The character of a half pipe depends on the relationship between four qualities: most importantly, the transition radius and the height, and less so, the amount of flatbottom and the width. Extra width naturally allows longer slides and grinds while flatbottom, while valued for recovery time, serves no purpose if it is longer than it needs to be.
Thus, it is the ratio between height and transition radius that determines the personality of a given ramp, because the ratio determines the angle of the lip.
On half pipes which are less than vertical, the height, generally between typically between 50% and 75% of the radius, profoundly affects the ride up to and from the lip, and the speed at which tricks must be executed. Ramps near or below 3’ of height sometimes fall below 50% of the heights of their radii. These are most often designed for beginners, although technical skaters use them as well, for advanced flip tricks and spin maneuvers. Smaller transitions that maintain the steepness of their larger counterparts are commonly found in pools, made for skating, and in custom mini ramps. The difficulty of technical tricks is increased with the steepness, but the feeling of dropping in from the coping is preserved.
Frame and Support: Skateboard and BMX half-pipes frequently consist of a wooden 2X4 framework that is then covered with sheets of plywood that are then covered with sheets of masonite or Skatelite (see surfacing below). Another approach is to construct a metal frame and then use either wood or metal to surface the ramp.
Surfacing: Most commercial and contest ramps are surfaced by screwing sheets of some form of masonite to a wooden or metal frame. Many private ramps are surfaced in the same manner but some use plywood instead of masonite as surface material. Some ramps are constructed by spot-welding sheet metal to the frame, resulting in a fastener-free surface.
Recent developments in technology have produced various versions of improved masonite substances such as Skatelite, RampArmor, and HARD-Nox. While these ramp surfaces are more expensive than traditional materials, they skate and ride better and are more durable.
Design Variations: Channels, extensions, and roll-ins are the basic ways to customize a ramp.

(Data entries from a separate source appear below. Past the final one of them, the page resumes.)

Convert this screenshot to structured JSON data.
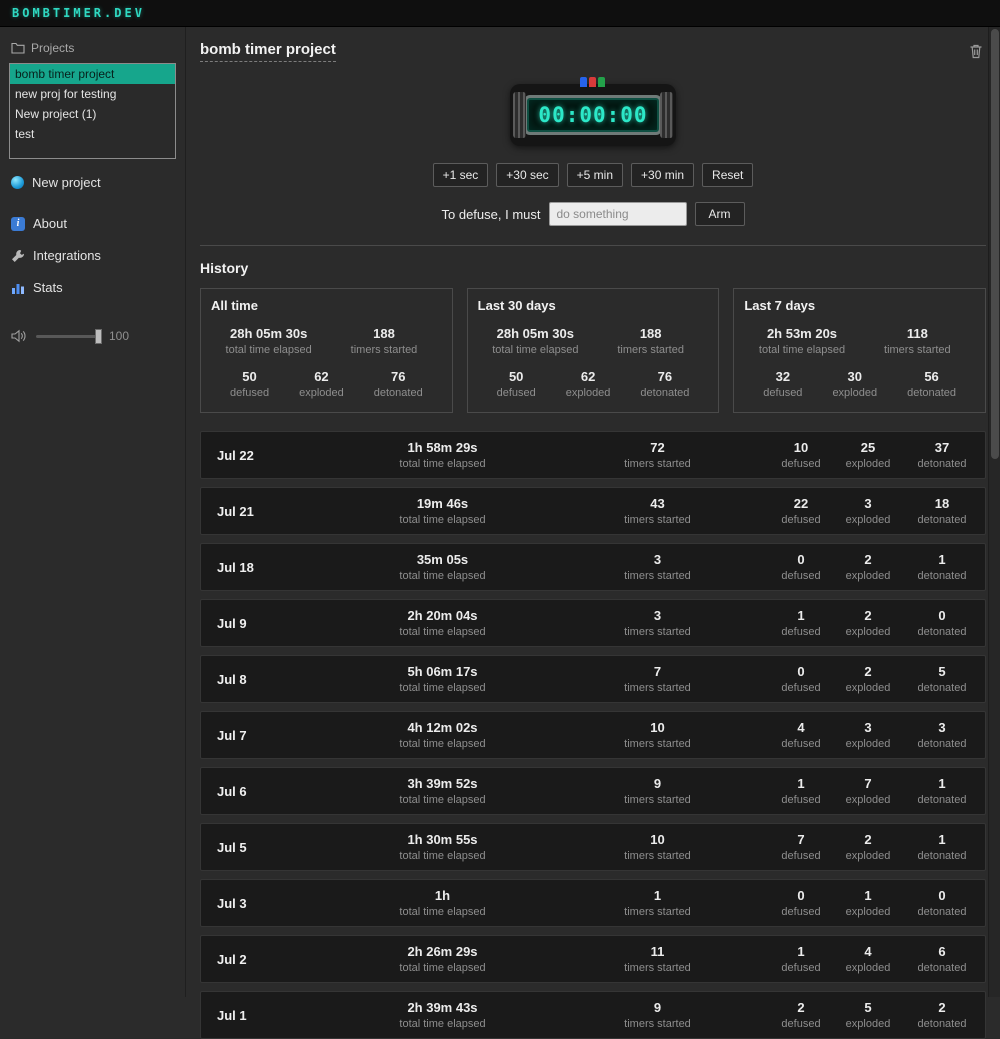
{
  "topbar": {
    "logo": "BOMBTIMER.DEV"
  },
  "sidebar": {
    "projects_label": "Projects",
    "projects": [
      {
        "name": "bomb timer project",
        "selected": true
      },
      {
        "name": "new proj for testing",
        "selected": false
      },
      {
        "name": "New project (1)",
        "selected": false
      },
      {
        "name": "test",
        "selected": false
      }
    ],
    "new_project_label": "New project",
    "about_label": "About",
    "integrations_label": "Integrations",
    "stats_label": "Stats",
    "volume_value": "100"
  },
  "main": {
    "title": "bomb timer project",
    "timer_display": "00:00:00",
    "time_buttons": [
      "+1 sec",
      "+30 sec",
      "+5 min",
      "+30 min",
      "Reset"
    ],
    "defuse_label": "To defuse, I must",
    "defuse_placeholder": "do something",
    "arm_label": "Arm",
    "history_heading": "History"
  },
  "labels": {
    "total_time_elapsed": "total time elapsed",
    "timers_started": "timers started",
    "defused": "defused",
    "exploded": "exploded",
    "detonated": "detonated"
  },
  "summaries": [
    {
      "title": "All time",
      "elapsed": "28h 05m 30s",
      "started": "188",
      "defused": "50",
      "exploded": "62",
      "detonated": "76"
    },
    {
      "title": "Last 30 days",
      "elapsed": "28h 05m 30s",
      "started": "188",
      "defused": "50",
      "exploded": "62",
      "detonated": "76"
    },
    {
      "title": "Last 7 days",
      "elapsed": "2h 53m 20s",
      "started": "118",
      "defused": "32",
      "exploded": "30",
      "detonated": "56"
    }
  ],
  "days": [
    {
      "date": "Jul 22",
      "elapsed": "1h 58m 29s",
      "started": "72",
      "defused": "10",
      "exploded": "25",
      "detonated": "37"
    },
    {
      "date": "Jul 21",
      "elapsed": "19m 46s",
      "started": "43",
      "defused": "22",
      "exploded": "3",
      "detonated": "18"
    },
    {
      "date": "Jul 18",
      "elapsed": "35m 05s",
      "started": "3",
      "defused": "0",
      "exploded": "2",
      "detonated": "1"
    },
    {
      "date": "Jul 9",
      "elapsed": "2h 20m 04s",
      "started": "3",
      "defused": "1",
      "exploded": "2",
      "detonated": "0"
    },
    {
      "date": "Jul 8",
      "elapsed": "5h 06m 17s",
      "started": "7",
      "defused": "0",
      "exploded": "2",
      "detonated": "5"
    },
    {
      "date": "Jul 7",
      "elapsed": "4h 12m 02s",
      "started": "10",
      "defused": "4",
      "exploded": "3",
      "detonated": "3"
    },
    {
      "date": "Jul 6",
      "elapsed": "3h 39m 52s",
      "started": "9",
      "defused": "1",
      "exploded": "7",
      "detonated": "1"
    },
    {
      "date": "Jul 5",
      "elapsed": "1h 30m 55s",
      "started": "10",
      "defused": "7",
      "exploded": "2",
      "detonated": "1"
    },
    {
      "date": "Jul 3",
      "elapsed": "1h",
      "started": "1",
      "defused": "0",
      "exploded": "1",
      "detonated": "0"
    },
    {
      "date": "Jul 2",
      "elapsed": "2h 26m 29s",
      "started": "11",
      "defused": "1",
      "exploded": "4",
      "detonated": "6"
    },
    {
      "date": "Jul 1",
      "elapsed": "2h 39m 43s",
      "started": "9",
      "defused": "2",
      "exploded": "5",
      "detonated": "2"
    }
  ]
}
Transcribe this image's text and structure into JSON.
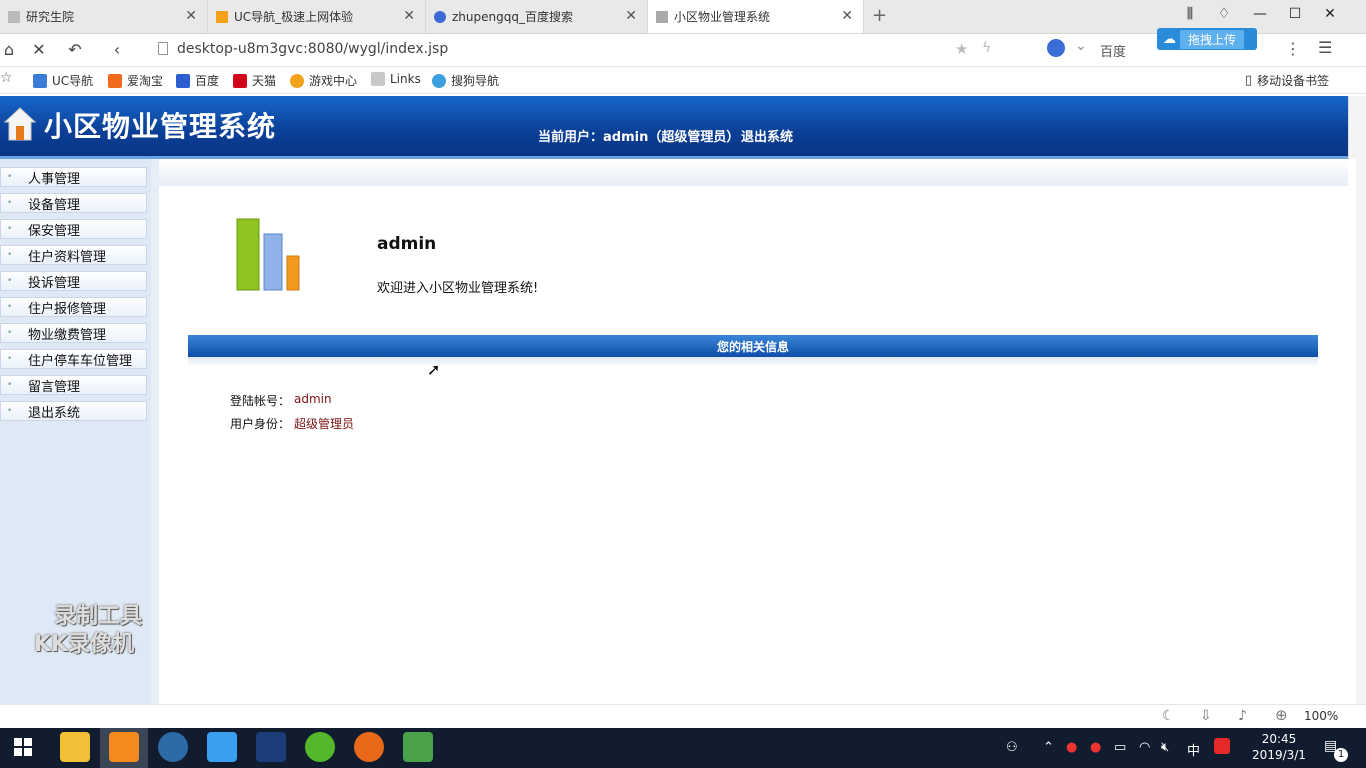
{
  "browser": {
    "tabs": [
      {
        "label": "研究生院",
        "active": false
      },
      {
        "label": "UC导航_极速上网体验",
        "active": false
      },
      {
        "label": "zhupengqq_百度搜索",
        "active": false
      },
      {
        "label": "小区物业管理系统",
        "active": true
      }
    ],
    "new_tab": "+",
    "url": "desktop-u8m3gvc:8080/wygl/index.jsp",
    "search_engine": "百度",
    "upload_label": "拖拽上传",
    "bookmarks": [
      "UC导航",
      "爱淘宝",
      "百度",
      "天猫",
      "游戏中心",
      "Links",
      "搜狗导航"
    ],
    "mobile_bookmarks": "移动设备书签",
    "zoom": "100%"
  },
  "site": {
    "title": "小区物业管理系统",
    "current_user": "当前用户：admin（超级管理员）",
    "logout": "退出系统"
  },
  "sidebar": {
    "items": [
      {
        "label": "人事管理"
      },
      {
        "label": "设备管理"
      },
      {
        "label": "保安管理"
      },
      {
        "label": "住户资料管理"
      },
      {
        "label": "投诉管理"
      },
      {
        "label": "住户报修管理"
      },
      {
        "label": "物业缴费管理"
      },
      {
        "label": "住户停车车位管理"
      },
      {
        "label": "留言管理"
      },
      {
        "label": "退出系统"
      }
    ]
  },
  "main": {
    "username": "admin",
    "welcome": "欢迎进入小区物业管理系统!",
    "info_header": "您的相关信息",
    "fields": [
      {
        "label": "登陆帐号：",
        "value": "admin"
      },
      {
        "label": "用户身份：",
        "value": "超级管理员"
      }
    ]
  },
  "watermark": {
    "line1": "录制工具",
    "line2": "KK录像机"
  },
  "taskbar": {
    "time": "20:45",
    "date": "2019/3/1",
    "ime": "中",
    "notification_count": "1"
  }
}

Sometimes a section of the platform will be cut away to form a roll-in and a channel. This allows skaters to commence a ride without dropping in, and perform tricks "over the gap". A roll-in is visible in the picture of Hulley's Ramp. Extensions are permanent or temporary additions to the height of one section of the ramp that can make riding more challenging.
Creating a spine ramp is another variation of the half-pipe. A spine ramp is basically two quatrepipes adjoined at either vertical end. Go to http://www.heckler.com/ramps/halfpiphi.html
Half-pipes created using snow were originally done in large part by hand or with heavy machinery. Now most "pipes" are cut into a large pile of snow using an apparatus that is similar to a grain elevator. The inventor to bring this technology to the slopes was actually a farmer. He created the "pipe-dragon" which was used in both the 1998 and 2002 Winter Olympics. . Another manufacturer is a Swiss company that makes the Zaugg Pipe Monster.
The Pipe Monster is different in that it uses 5 cutting edges called haspels to cut the snow, rather than a chain. Also Zaugg Pipe Groomers have an elliptical shape that is safer and allows the rider to gain more speed. Zaugg has created a 22 Foot Pipe Monster that for some years made the world's largest elliptical half pipe.
Since 1996 a Finnish company has been manufacturing and selling HPG halfpipe grinders.. The HPG is the most used technology worldwide for construction and maintenance of halfpipes and superpipes. In spring 2006 the company launched a new world's largest superpipe grinder, the HPG Ultra G23, making 23 foot elliptical halfpipes.
There are two major companies that train snow cat operators and build halfpipes for events such as the X Games. Planet Snow Design and Snow Park Technologies were founded on this growing snowboard market.